You know what they say: It's not the size of the fish penis, it's the motion in the ocean.
A study from the Australian National University dove into the breeding habits of fish to see whether big genitals made males more attractive partners for making babies.
The results bore good news for the less endowed: Females didn't show preference toward the, er, larger males.
For this study, the team observed the mosquitofish, which has what's called a gonopodium: a modified anal fin the male uses to hook into a vent on the female fish and shoot in sperm.
The gonopodium is roughly 30% of the fish's length.
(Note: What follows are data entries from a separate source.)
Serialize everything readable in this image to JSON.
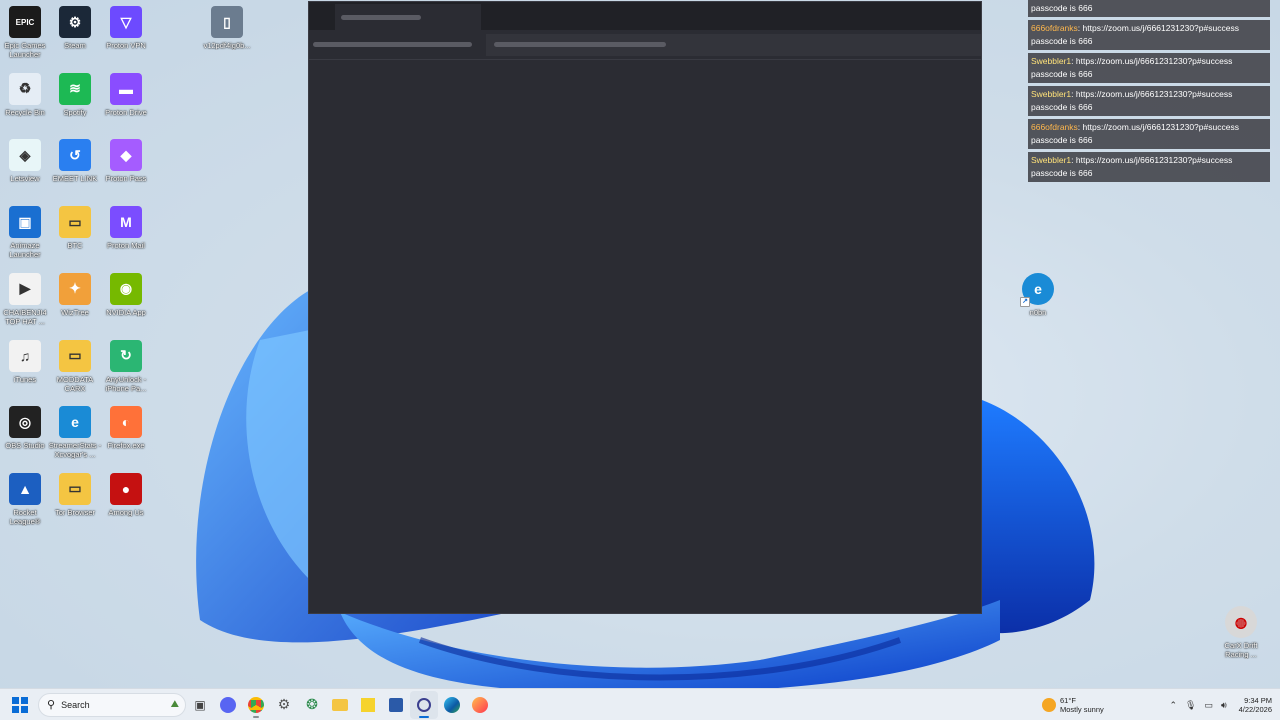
{
  "desktop": {
    "icons_left": [
      {
        "label": "Epic Games Launcher",
        "glyph": "EPIC",
        "color": "#1b1b1b"
      },
      {
        "label": "Steam",
        "glyph": "⚙",
        "color": "#1b2838"
      },
      {
        "label": "Proton VPN",
        "glyph": "▽",
        "color": "#6d4aff"
      },
      {
        "label": "Recycle Bin",
        "glyph": "♻",
        "color": "#e5edf5"
      },
      {
        "label": "Spotify",
        "glyph": "≋",
        "color": "#1db954"
      },
      {
        "label": "Proton Drive",
        "glyph": "▬",
        "color": "#8a4dff"
      },
      {
        "label": "Letsview",
        "glyph": "◈",
        "color": "#e8f6f8"
      },
      {
        "label": "EMEET LINK",
        "glyph": "↺",
        "color": "#2a7ff0"
      },
      {
        "label": "Proton Pass",
        "glyph": "◆",
        "color": "#a55cff"
      },
      {
        "label": "Animaze Launcher",
        "glyph": "▣",
        "color": "#1a6fd1"
      },
      {
        "label": "BTC",
        "glyph": "▭",
        "color": "#f4c542"
      },
      {
        "label": "Proton Mail",
        "glyph": "M",
        "color": "#7b4dff"
      },
      {
        "label": "CHAIBENJI4 TOP HAT ...",
        "glyph": "▶",
        "color": "#f2f2f2"
      },
      {
        "label": "WizTree",
        "glyph": "✦",
        "color": "#f1a03a"
      },
      {
        "label": "NVIDIA App",
        "glyph": "◉",
        "color": "#76b900"
      },
      {
        "label": "iTunes",
        "glyph": "♫",
        "color": "#f2f2f2"
      },
      {
        "label": "MODDATA CARX",
        "glyph": "▭",
        "color": "#f4c542"
      },
      {
        "label": "AnyUnlock - iPhone Pa...",
        "glyph": "↻",
        "color": "#2bb673"
      },
      {
        "label": "OBS Studio",
        "glyph": "◎",
        "color": "#222"
      },
      {
        "label": "StreamerStats - Xcvogar's ...",
        "glyph": "e",
        "color": "#1a8bd6"
      },
      {
        "label": "Firefox.exe",
        "glyph": "◐",
        "color": "#ff7139"
      },
      {
        "label": "Rocket League®",
        "glyph": "▲",
        "color": "#1c5fc1"
      },
      {
        "label": "Tor Browser",
        "glyph": "▭",
        "color": "#f4c542"
      },
      {
        "label": "Among Us",
        "glyph": "●",
        "color": "#c51111"
      }
    ],
    "icon_top": {
      "label": "v12pdf4ig0b...",
      "glyph": "▯",
      "color": "#6b7c8f"
    },
    "icon_right1": {
      "label": "n0bn",
      "glyph": "e",
      "color": "#1a8bd6"
    },
    "icon_right2": {
      "label": "CarX Drift Racing ...",
      "glyph": "◍",
      "color": "#d8d8d8"
    }
  },
  "chat": [
    {
      "user": "",
      "text": "passcode is 666"
    },
    {
      "user": "666ofdranks",
      "text": "https://zoom.us/j/6661231230?p#success passcode is 666"
    },
    {
      "user": "Swebbler1",
      "text": "https://zoom.us/j/6661231230?p#success passcode is 666"
    },
    {
      "user": "Swebbler1",
      "text": "https://zoom.us/j/6661231230?p#success passcode is 666"
    },
    {
      "user": "666ofdranks",
      "text": "https://zoom.us/j/6661231230?p#success passcode is 666"
    },
    {
      "user": "Swebbler1",
      "text": "https://zoom.us/j/6661231230?p#success passcode is 666"
    }
  ],
  "taskbar": {
    "search_placeholder": "Search",
    "weather_temp": "61°F",
    "weather_desc": "Mostly sunny",
    "time": "9:34 PM",
    "date": "4/22/2026"
  },
  "colors": {
    "window_bg": "#2b2c33",
    "titlebar_bg": "#202126",
    "chat_user_orange": "#ffb84d",
    "chat_user_yellow": "#ffe27a"
  }
}
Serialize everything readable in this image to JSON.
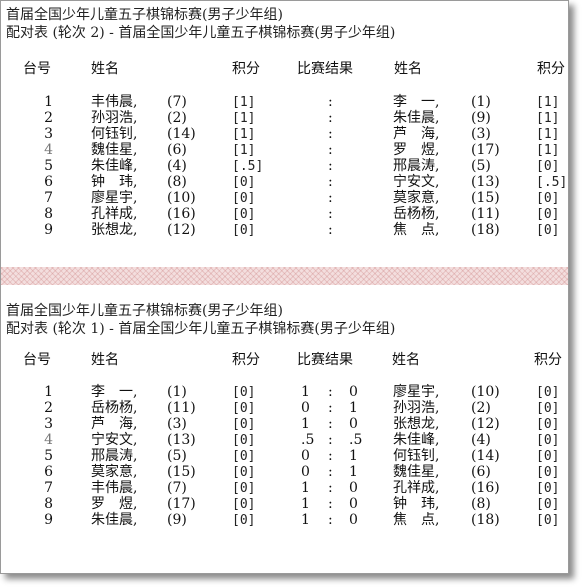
{
  "round2": {
    "title": "首届全国少年儿童五子棋锦标赛(男子少年组)",
    "subtitle": "配对表   (轮次 2)  -  首届全国少年儿童五子棋锦标赛(男子少年组)",
    "headers": {
      "table": "台号",
      "name1": "姓名",
      "score1": "积分",
      "result": "比赛结果",
      "name2": "姓名",
      "score2": "积分"
    },
    "rows": [
      {
        "no": "1",
        "name1": "丰伟晨,",
        "seed1": "(7)",
        "pts1": "[1]",
        "res_a": "",
        "sep": ":",
        "res_b": "",
        "name2": "李　一,",
        "seed2": "(1)",
        "pts2": "[1]"
      },
      {
        "no": "2",
        "name1": "孙羽浩,",
        "seed1": "(2)",
        "pts1": "[1]",
        "res_a": "",
        "sep": ":",
        "res_b": "",
        "name2": "朱佳晨,",
        "seed2": "(9)",
        "pts2": "[1]"
      },
      {
        "no": "3",
        "name1": "何钰钊,",
        "seed1": "(14)",
        "pts1": "[1]",
        "res_a": "",
        "sep": ":",
        "res_b": "",
        "name2": "芦　海,",
        "seed2": "(3)",
        "pts2": "[1]"
      },
      {
        "no": "4",
        "name1": "魏佳星,",
        "seed1": "(6)",
        "pts1": "[1]",
        "res_a": "",
        "sep": ":",
        "res_b": "",
        "name2": "罗　煜,",
        "seed2": "(17)",
        "pts2": "[1]"
      },
      {
        "no": "5",
        "name1": "朱佳峰,",
        "seed1": "(4)",
        "pts1": "[.5]",
        "res_a": "",
        "sep": ":",
        "res_b": "",
        "name2": "邢晨涛,",
        "seed2": "(5)",
        "pts2": "[0]"
      },
      {
        "no": "6",
        "name1": "钟　玮,",
        "seed1": "(8)",
        "pts1": "[0]",
        "res_a": "",
        "sep": ":",
        "res_b": "",
        "name2": "宁安文,",
        "seed2": "(13)",
        "pts2": "[.5]"
      },
      {
        "no": "7",
        "name1": "廖星宇,",
        "seed1": "(10)",
        "pts1": "[0]",
        "res_a": "",
        "sep": ":",
        "res_b": "",
        "name2": "莫家意,",
        "seed2": "(15)",
        "pts2": "[0]"
      },
      {
        "no": "8",
        "name1": "孔祥成,",
        "seed1": "(16)",
        "pts1": "[0]",
        "res_a": "",
        "sep": ":",
        "res_b": "",
        "name2": "岳杨杨,",
        "seed2": "(11)",
        "pts2": "[0]"
      },
      {
        "no": "9",
        "name1": "张想龙,",
        "seed1": "(12)",
        "pts1": "[0]",
        "res_a": "",
        "sep": ":",
        "res_b": "",
        "name2": "焦　点,",
        "seed2": "(18)",
        "pts2": "[0]"
      }
    ]
  },
  "round1": {
    "title": "首届全国少年儿童五子棋锦标赛(男子少年组)",
    "subtitle": "配对表   (轮次 1)  -  首届全国少年儿童五子棋锦标赛(男子少年组)",
    "headers": {
      "table": "台号",
      "name1": "姓名",
      "score1": "积分",
      "result": "比赛结果",
      "name2": "姓名",
      "score2": "积分"
    },
    "rows": [
      {
        "no": "1",
        "name1": "李　一,",
        "seed1": "(1)",
        "pts1": "[0]",
        "res_a": "1",
        "sep": ":",
        "res_b": "0",
        "name2": "廖星宇,",
        "seed2": "(10)",
        "pts2": "[0]"
      },
      {
        "no": "2",
        "name1": "岳杨杨,",
        "seed1": "(11)",
        "pts1": "[0]",
        "res_a": "0",
        "sep": ":",
        "res_b": "1",
        "name2": "孙羽浩,",
        "seed2": "(2)",
        "pts2": "[0]"
      },
      {
        "no": "3",
        "name1": "芦　海,",
        "seed1": "(3)",
        "pts1": "[0]",
        "res_a": "1",
        "sep": ":",
        "res_b": "0",
        "name2": "张想龙,",
        "seed2": "(12)",
        "pts2": "[0]"
      },
      {
        "no": "4",
        "name1": "宁安文,",
        "seed1": "(13)",
        "pts1": "[0]",
        "res_a": ".5",
        "sep": ":",
        "res_b": ".5",
        "name2": "朱佳峰,",
        "seed2": "(4)",
        "pts2": "[0]"
      },
      {
        "no": "5",
        "name1": "邢晨涛,",
        "seed1": "(5)",
        "pts1": "[0]",
        "res_a": "0",
        "sep": ":",
        "res_b": "1",
        "name2": "何钰钊,",
        "seed2": "(14)",
        "pts2": "[0]"
      },
      {
        "no": "6",
        "name1": "莫家意,",
        "seed1": "(15)",
        "pts1": "[0]",
        "res_a": "0",
        "sep": ":",
        "res_b": "1",
        "name2": "魏佳星,",
        "seed2": "(6)",
        "pts2": "[0]"
      },
      {
        "no": "7",
        "name1": "丰伟晨,",
        "seed1": "(7)",
        "pts1": "[0]",
        "res_a": "1",
        "sep": ":",
        "res_b": "0",
        "name2": "孔祥成,",
        "seed2": "(16)",
        "pts2": "[0]"
      },
      {
        "no": "8",
        "name1": "罗　煜,",
        "seed1": "(17)",
        "pts1": "[0]",
        "res_a": "1",
        "sep": ":",
        "res_b": "0",
        "name2": "钟　玮,",
        "seed2": "(8)",
        "pts2": "[0]"
      },
      {
        "no": "9",
        "name1": "朱佳晨,",
        "seed1": "(9)",
        "pts1": "[0]",
        "res_a": "1",
        "sep": ":",
        "res_b": "0",
        "name2": "焦　点,",
        "seed2": "(18)",
        "pts2": "[0]"
      }
    ]
  },
  "colors": {
    "divider": "#f3dede",
    "frame_border": "#9a9a9a"
  }
}
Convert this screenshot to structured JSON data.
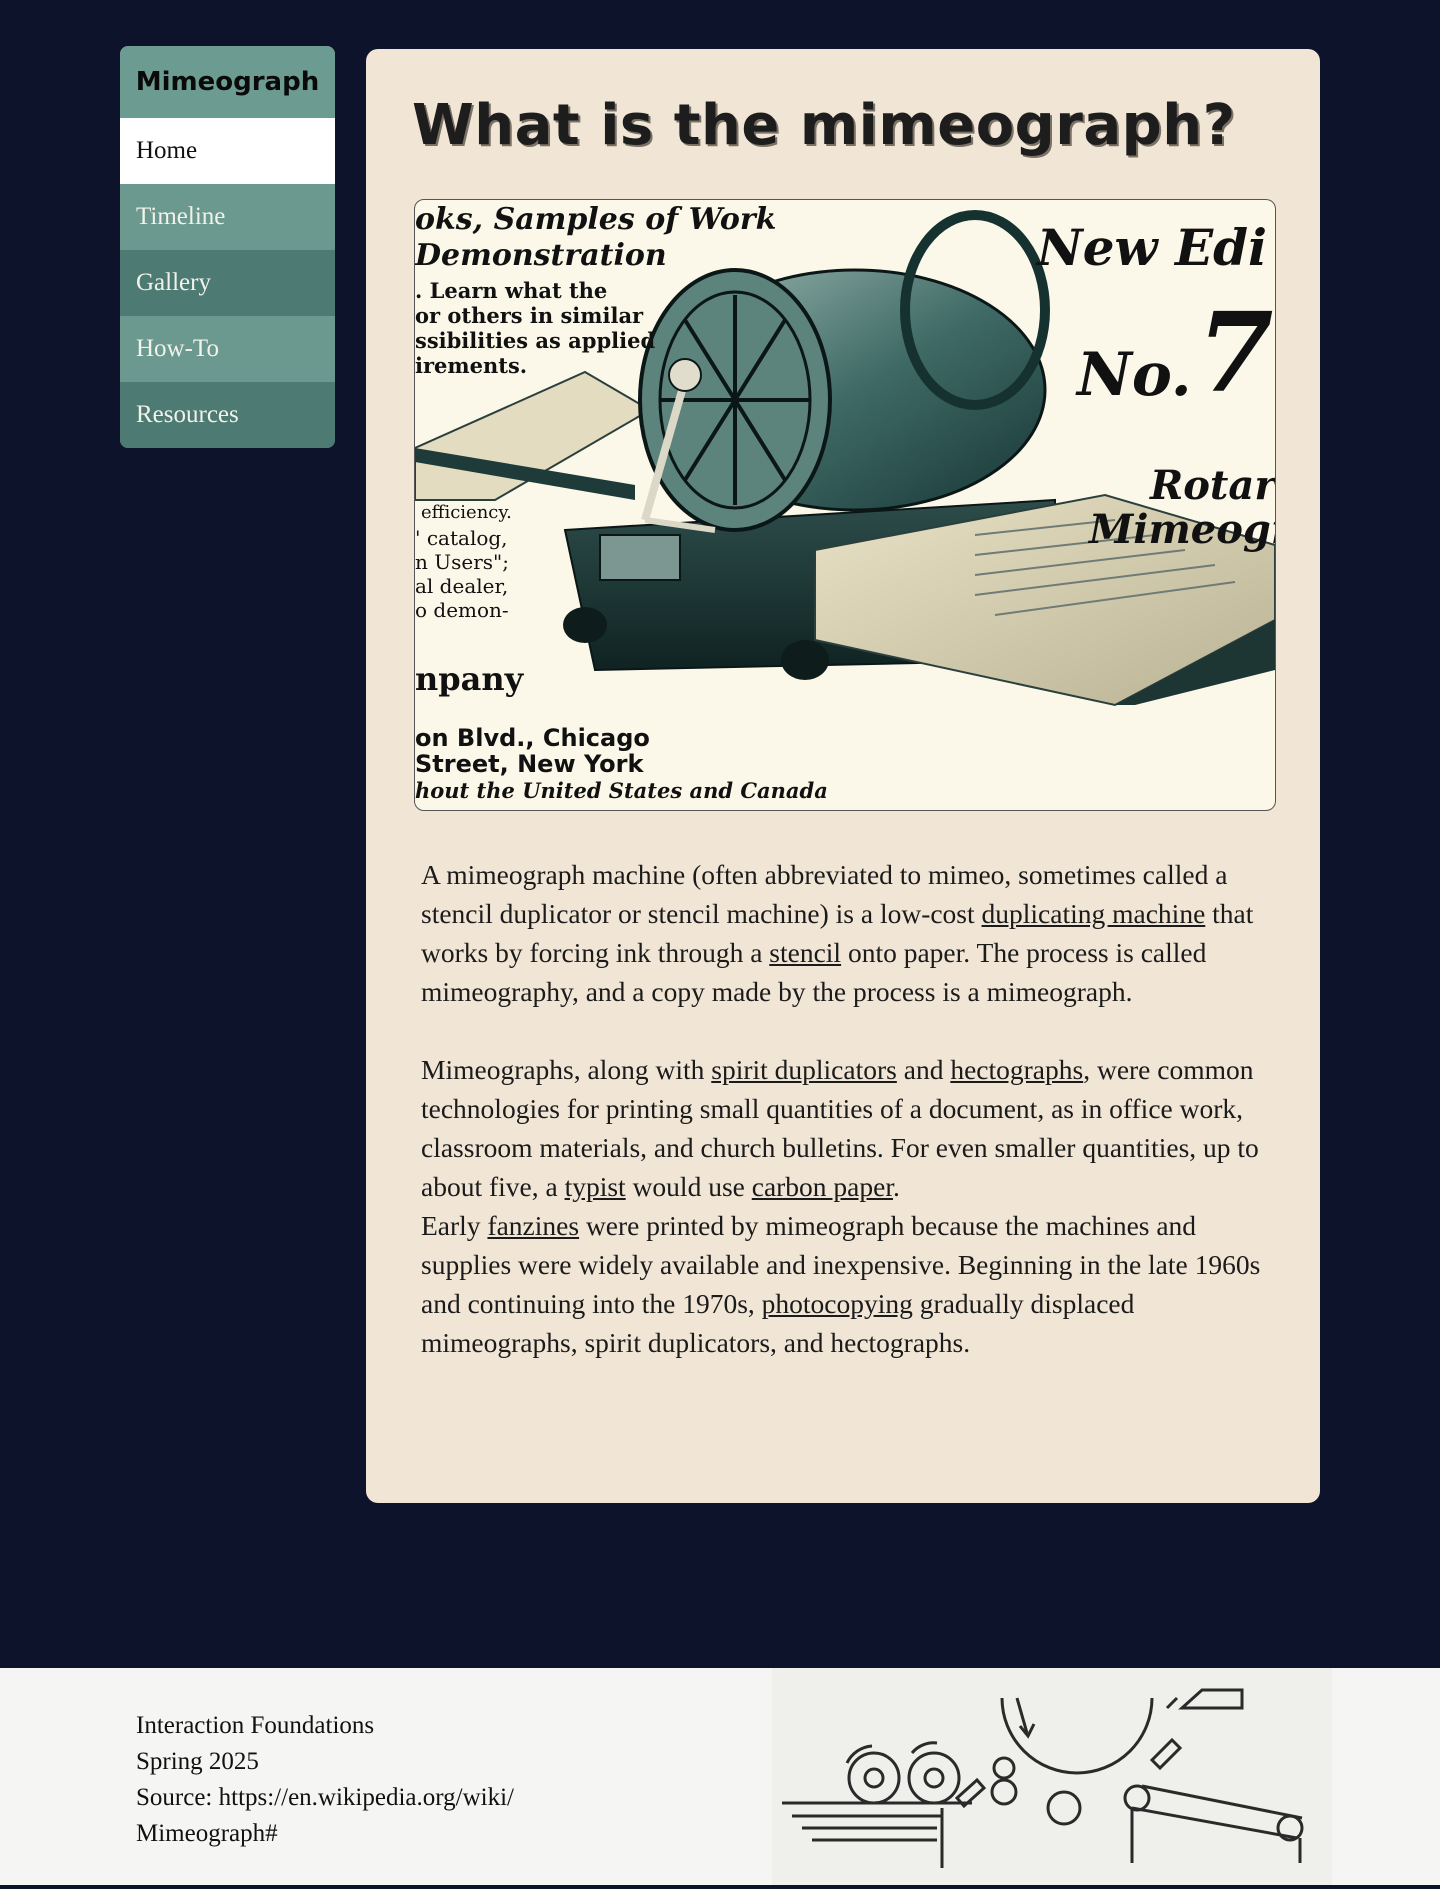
{
  "sidebar": {
    "brand": "Mimeograph",
    "items": [
      {
        "label": "Home"
      },
      {
        "label": "Timeline"
      },
      {
        "label": "Gallery"
      },
      {
        "label": "How-To"
      },
      {
        "label": "Resources"
      }
    ]
  },
  "main": {
    "title": "What is the mimeograph?",
    "image": {
      "ad_lines": {
        "l1": "oks, Samples of Work",
        "l2": "Demonstration",
        "l3": ". Learn what the",
        "l4": "or others in similar",
        "l5": "ssibilities as applied",
        "l6": "irements.",
        "l7": "efficiency.",
        "l8": "' catalog,",
        "l9": "n Users\";",
        "l10": "al dealer,",
        "l11": "o demon-",
        "l12": "npany",
        "l13": "on Blvd., Chicago",
        "l14": "Street, New York",
        "l15": "hout the United States and Canada",
        "r1": "New Edi",
        "r2": "No.",
        "r3": "7",
        "r4": "Rotar",
        "r5": "Mimeogr"
      }
    },
    "paragraph1": {
      "t1": "A mimeograph machine (often abbreviated to mimeo, sometimes called a stencil duplicator or stencil machine) is a low-cost ",
      "link1": "duplicating machine",
      "t2": " that works by forcing ink through a ",
      "link2": "stencil",
      "t3": " onto paper. The process is called mimeography, and a copy made by the process is a mimeograph."
    },
    "paragraph2": {
      "t1": "Mimeographs, along with ",
      "link1": "spirit duplicators",
      "t2": " and ",
      "link2": "hectographs",
      "t3": ", were common technologies for printing small quantities of a document, as in office work, classroom materials, and church bulletins. For even smaller quantities, up to about five, a ",
      "link3": "typist",
      "t4": " would use ",
      "link4": "carbon paper",
      "t5": ".",
      "t6": "Early ",
      "link5": "fanzines",
      "t7": " were printed by mimeograph because the machines and supplies were widely available and inexpensive. Beginning in the late 1960s and continuing into the 1970s, ",
      "link6": "photocopying",
      "t8": " gradually displaced mimeographs, spirit duplicators, and hectographs."
    }
  },
  "footer": {
    "line1": "Interaction Foundations",
    "line2": "Spring 2025",
    "line3": "Source: https://en.wikipedia.org/wiki/",
    "line4": "Mimeograph#"
  },
  "colors": {
    "background": "#0d132b",
    "sidebar": "#6c9b91",
    "sidebar_dark": "#4d7a72",
    "card": "#f1e6d6"
  },
  "icons": {
    "hero_image": "mimeograph-advertisement-illustration",
    "footer_image": "mimeograph-mechanism-diagram"
  }
}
"To our surprise, we found the size of the gonopodia made no difference to which fish successfully became fathers," Megan Head, from the ANU Research School of Biology, said in a press release.
Head was surprised, but that's understandable: If the way you have sex is with a sperm-firing harpoon that lodges in your vagina, you probably don't want that thing any bigger than it already is.